Work item: Whenever a line in the data holds the string "ETAP", pull that line out.

Website and app data records:
----
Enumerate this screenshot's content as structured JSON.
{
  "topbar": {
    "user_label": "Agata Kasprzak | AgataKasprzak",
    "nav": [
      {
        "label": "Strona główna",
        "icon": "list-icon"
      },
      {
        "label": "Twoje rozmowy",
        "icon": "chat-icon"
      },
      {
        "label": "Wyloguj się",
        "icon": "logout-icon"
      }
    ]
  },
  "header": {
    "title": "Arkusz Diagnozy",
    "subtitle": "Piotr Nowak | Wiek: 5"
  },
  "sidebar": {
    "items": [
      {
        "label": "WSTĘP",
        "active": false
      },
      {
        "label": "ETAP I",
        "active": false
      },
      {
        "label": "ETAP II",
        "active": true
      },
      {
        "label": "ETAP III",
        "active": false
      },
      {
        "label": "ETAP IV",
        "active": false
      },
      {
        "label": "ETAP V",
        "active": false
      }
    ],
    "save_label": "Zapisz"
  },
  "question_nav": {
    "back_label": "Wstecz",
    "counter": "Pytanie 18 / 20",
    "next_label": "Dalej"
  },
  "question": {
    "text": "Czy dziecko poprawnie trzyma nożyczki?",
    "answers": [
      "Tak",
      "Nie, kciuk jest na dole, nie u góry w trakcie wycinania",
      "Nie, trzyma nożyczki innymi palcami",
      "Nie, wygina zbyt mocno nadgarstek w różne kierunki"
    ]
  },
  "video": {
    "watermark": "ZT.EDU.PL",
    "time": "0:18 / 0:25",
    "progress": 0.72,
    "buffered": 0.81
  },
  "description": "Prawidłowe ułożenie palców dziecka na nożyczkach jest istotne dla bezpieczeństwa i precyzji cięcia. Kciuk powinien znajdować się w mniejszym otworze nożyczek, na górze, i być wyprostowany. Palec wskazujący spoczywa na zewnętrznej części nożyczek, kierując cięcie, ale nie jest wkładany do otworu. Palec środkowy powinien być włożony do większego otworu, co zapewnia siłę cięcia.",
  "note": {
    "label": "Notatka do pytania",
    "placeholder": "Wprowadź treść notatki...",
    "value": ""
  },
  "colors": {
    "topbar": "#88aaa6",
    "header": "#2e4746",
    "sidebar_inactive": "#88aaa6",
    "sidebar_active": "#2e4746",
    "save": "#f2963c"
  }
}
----
Exercise output:
        "label": "ETAP I",
        "label": "ETAP II",
        "label": "ETAP III",
        "label": "ETAP IV",
        "label": "ETAP V",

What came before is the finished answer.